I remember when my parents came home and told me they had just purchased a baby grand piano for me. Oh, the excitement! I will never forget the pride I felt when I sat down and transcribed my first song by ear in just a couple hours. Playing the piano always helped me clear my mind and feel relaxed. As my teacher said, “you can’t play Bach and also worry about something else at the same time.” I loved the power and beauty that came with playing an instrument and making an inanimate object sing.
Then, after a decade of playing the piano, I decided to give it up. I gave up going to lessons and competing because I was stressed out about college applications and I wanted to enjoy my senior year. I felt I didn’t have the time to dedicate hours a day to playing the piano. I knew these weren’t really legitimate excuses and I couldn’t even bring myself to face my piano teacher because I was ashamed I was giving up something that I loved so much. It is a decision I still regret from time to time – such as today. When I went off to college, I told myself that I would pick it up again. But, I never made the effort to continue playing the piano consistently.
At one point in my life, I truly wanted to be a concert pianist – and that still sounds like an amazing career that I might have been able to achieve. For the time being, I have decided to dedicate my efforts towards my business career and I hope I made the right decision..
I have extreme FOMO (Fear Of Missing Out) when it comes to career decisions. I always thought this was normal but then after discussing with several friends, I realized that it really isn’t. I just believe there are too many things to do in this world, to many experiences to be had, too many contradicting opportunities to seize – it truly stresses me out.
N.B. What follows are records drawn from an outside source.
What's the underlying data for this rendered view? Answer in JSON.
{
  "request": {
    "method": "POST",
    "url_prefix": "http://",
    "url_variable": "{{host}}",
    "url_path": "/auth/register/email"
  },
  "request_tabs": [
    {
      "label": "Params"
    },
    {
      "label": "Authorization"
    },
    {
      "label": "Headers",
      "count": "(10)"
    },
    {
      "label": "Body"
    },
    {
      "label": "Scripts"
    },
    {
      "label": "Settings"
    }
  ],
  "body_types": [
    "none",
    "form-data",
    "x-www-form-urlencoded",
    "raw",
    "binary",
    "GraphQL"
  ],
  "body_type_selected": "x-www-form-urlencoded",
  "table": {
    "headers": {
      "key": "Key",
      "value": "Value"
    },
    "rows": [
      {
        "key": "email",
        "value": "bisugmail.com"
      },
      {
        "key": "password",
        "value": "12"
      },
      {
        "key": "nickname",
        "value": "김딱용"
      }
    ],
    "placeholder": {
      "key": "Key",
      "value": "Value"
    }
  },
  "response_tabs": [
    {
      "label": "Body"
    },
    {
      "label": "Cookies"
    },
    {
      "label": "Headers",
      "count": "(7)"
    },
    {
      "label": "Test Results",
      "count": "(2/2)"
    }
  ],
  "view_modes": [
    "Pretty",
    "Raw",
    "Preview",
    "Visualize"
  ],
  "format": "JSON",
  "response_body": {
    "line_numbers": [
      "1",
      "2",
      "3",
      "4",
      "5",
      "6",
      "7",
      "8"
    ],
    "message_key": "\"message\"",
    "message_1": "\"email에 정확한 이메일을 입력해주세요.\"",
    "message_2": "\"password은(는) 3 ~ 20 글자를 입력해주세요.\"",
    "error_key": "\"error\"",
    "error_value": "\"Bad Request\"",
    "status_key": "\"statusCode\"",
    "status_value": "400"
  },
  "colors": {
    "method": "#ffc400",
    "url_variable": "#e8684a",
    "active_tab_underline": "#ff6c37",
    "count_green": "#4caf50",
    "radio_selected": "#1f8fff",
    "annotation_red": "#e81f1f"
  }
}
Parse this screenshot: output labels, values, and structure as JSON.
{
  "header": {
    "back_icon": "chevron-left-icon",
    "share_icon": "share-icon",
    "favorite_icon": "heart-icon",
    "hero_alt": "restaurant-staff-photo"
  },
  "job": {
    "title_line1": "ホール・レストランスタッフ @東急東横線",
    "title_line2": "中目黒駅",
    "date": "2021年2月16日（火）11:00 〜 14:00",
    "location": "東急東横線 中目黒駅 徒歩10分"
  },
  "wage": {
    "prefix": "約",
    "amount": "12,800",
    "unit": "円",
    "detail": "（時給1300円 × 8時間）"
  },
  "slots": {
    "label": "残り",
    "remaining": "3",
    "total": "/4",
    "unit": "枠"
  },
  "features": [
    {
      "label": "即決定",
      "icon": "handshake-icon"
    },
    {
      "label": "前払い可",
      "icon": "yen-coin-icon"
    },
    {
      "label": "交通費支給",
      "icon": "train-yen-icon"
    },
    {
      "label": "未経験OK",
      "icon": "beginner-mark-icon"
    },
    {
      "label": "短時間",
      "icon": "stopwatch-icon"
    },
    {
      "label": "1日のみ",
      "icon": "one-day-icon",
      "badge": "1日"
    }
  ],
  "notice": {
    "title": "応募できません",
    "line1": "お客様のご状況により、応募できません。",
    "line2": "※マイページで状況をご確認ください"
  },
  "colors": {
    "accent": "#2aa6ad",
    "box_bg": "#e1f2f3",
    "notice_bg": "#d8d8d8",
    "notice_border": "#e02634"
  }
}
I know that life is all about balance and we can’t do everything. But, how am I to decide when I have so many different passions that I want to pursue?
A quote that perfectly sums up my life:
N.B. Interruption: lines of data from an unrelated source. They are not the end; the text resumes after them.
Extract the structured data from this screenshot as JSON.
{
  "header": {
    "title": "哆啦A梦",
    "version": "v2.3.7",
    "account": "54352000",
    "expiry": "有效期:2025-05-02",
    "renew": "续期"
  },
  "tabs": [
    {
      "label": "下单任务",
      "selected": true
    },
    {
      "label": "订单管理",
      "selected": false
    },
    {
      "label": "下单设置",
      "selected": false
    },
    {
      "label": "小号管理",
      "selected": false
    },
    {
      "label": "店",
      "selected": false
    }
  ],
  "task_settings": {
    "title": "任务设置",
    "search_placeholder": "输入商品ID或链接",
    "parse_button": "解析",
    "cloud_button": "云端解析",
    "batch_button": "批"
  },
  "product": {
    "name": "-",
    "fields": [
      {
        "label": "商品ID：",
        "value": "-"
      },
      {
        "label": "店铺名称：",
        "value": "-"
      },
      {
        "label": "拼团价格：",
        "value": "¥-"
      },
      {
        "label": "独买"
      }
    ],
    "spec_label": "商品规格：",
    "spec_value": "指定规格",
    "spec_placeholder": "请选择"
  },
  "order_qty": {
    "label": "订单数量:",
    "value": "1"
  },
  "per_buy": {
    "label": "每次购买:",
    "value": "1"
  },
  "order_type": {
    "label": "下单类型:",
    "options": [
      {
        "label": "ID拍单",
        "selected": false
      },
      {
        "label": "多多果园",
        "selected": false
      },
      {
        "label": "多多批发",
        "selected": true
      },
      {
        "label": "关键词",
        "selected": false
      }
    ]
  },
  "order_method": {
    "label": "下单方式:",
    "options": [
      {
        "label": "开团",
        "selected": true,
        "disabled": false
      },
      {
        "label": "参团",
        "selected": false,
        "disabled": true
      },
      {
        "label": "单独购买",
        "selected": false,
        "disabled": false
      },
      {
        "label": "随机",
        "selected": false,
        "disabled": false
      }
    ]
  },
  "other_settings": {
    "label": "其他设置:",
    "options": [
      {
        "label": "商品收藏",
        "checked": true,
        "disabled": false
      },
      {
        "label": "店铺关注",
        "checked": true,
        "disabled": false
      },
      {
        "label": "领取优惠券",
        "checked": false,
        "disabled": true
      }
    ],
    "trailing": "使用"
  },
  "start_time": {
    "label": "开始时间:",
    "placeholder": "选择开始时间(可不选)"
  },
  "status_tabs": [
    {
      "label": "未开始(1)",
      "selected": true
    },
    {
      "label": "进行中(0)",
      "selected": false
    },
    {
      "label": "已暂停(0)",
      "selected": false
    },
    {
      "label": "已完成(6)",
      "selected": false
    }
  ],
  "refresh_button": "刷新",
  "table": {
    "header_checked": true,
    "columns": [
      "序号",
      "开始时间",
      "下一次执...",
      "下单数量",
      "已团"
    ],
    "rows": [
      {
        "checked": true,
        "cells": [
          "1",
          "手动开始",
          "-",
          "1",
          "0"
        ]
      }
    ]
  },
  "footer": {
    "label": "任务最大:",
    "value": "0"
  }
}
“Sometimes I can hear my bones straining under the weight of all the lives I’m not living.” – Jonathan Safran Foer
I love music, I love literature, I love the arts. I want to write a novel one day. And be the founder of a nonprofit that makes an impact on the lives of those that lack access to education. I want to travel the world and experience new cultures. I want to learn 9 languages fluently. I want to work for a social enterprise that impacts the lives of others. There are so many things I want to accomplish in this life and the trouble is finding the time to do it all.
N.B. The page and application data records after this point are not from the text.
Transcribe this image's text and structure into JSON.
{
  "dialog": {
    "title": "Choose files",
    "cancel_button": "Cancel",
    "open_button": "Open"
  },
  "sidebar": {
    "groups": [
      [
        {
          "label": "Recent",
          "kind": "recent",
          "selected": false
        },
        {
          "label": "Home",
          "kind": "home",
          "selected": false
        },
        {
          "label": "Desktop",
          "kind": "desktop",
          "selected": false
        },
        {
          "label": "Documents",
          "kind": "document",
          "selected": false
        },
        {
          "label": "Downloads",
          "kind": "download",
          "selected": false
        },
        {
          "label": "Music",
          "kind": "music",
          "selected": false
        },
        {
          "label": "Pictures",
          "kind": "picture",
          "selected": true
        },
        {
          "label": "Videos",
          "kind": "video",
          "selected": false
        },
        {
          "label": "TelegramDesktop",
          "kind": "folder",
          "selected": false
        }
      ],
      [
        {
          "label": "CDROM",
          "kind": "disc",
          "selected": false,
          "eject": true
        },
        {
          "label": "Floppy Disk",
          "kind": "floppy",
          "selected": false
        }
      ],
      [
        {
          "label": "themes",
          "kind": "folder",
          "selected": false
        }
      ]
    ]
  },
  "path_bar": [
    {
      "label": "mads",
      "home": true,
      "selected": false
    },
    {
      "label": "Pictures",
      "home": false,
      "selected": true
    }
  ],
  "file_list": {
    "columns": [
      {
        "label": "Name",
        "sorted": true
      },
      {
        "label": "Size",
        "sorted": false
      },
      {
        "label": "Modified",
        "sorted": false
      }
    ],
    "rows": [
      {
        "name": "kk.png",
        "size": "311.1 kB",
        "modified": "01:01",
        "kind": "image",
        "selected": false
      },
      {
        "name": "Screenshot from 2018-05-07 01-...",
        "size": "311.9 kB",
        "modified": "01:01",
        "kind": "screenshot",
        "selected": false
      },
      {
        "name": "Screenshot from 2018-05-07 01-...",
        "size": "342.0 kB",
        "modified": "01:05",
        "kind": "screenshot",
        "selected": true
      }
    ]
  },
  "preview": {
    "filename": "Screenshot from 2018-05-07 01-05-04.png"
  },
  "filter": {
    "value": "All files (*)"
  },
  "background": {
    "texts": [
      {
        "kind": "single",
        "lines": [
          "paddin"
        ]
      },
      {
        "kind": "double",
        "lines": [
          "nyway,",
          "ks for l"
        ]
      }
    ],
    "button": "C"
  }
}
My current career path is not as clear as I would like it to be. I may not really know exactly what I want right now – and that’s ok because I am only 22 years old and figuring it all out shall be fun. I just know that one day I hope to look back on my life and be able to say, “I made it.” I still don’t know what “making it” looks like for me – but I am excited to find out. Maybe I will decide to be a concert pianist – it’s never too late right? There are 80 year olds graduating from college and 50 year olds changing career paths. There are also dedicated violinists who have been playing their instrument for decades, reaching the height of their career, and performing on the most important stage in Mexico – el Palacio de Bellas Artes. Congratulations Lalo, you made it!